By teaching people to be perspective takers — not just empathisers — when they are called on for favours, managers can help givers avoid letting opportunities pass them by. At the same time, they can expect more-productive allocations of time that will benefit the enterprise as a whole.
Leaders and managers can ask employees to gather information about a counterpart’s interests and to make a list of their own interests as well. From there, employees can examine the overlap to generate ideas for what negotiation experts call compatible issues and logrolling. Compatible issues are points at which interests align, and logrolling means that employees will let a counterpart win on issues that matter less to them so that they can win on the issues they value most.

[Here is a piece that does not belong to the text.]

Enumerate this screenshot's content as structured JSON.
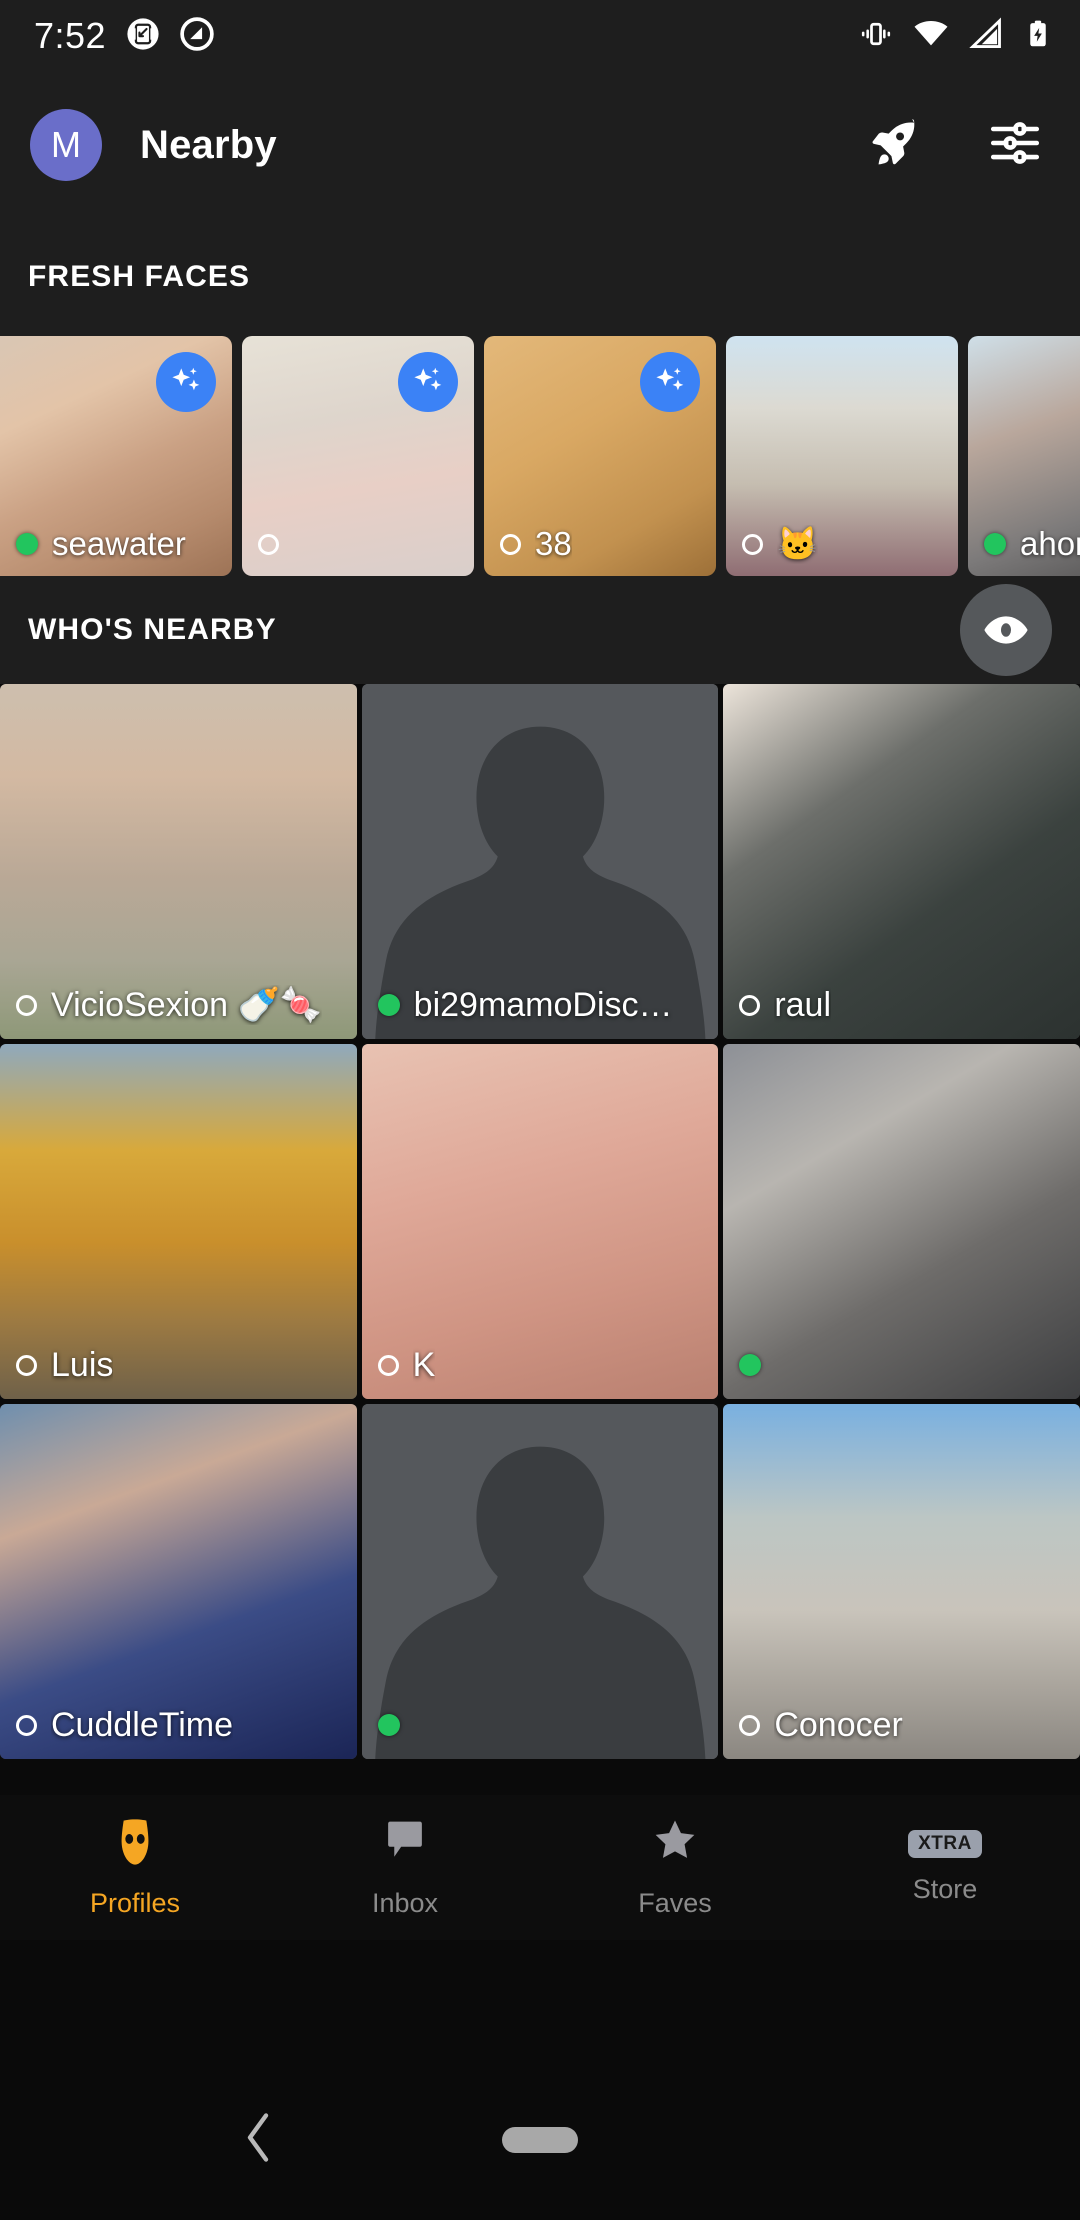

There are three payoffs associated with teaching employees about the power of agency, boundaries on availability and perspective taking. The first is saving your best employees — those who exemplify collegial generosity — from being taken advantage of and helping them to gain stature as successful givers instead. The second is enabling employees who fear the risks of giving to contribute more to others and to the success of the enterprise. The third is creating a culture of and reputation for generosity that attracts more givers to your organisation and appeals less to takers.
Adam Grant is a professor of management at the University of Pennsylvania's Wharton School and the author of “Give and Take: A Revolutionary Approach to Success.”
© 2013 Harvard Business School Publishing Corp.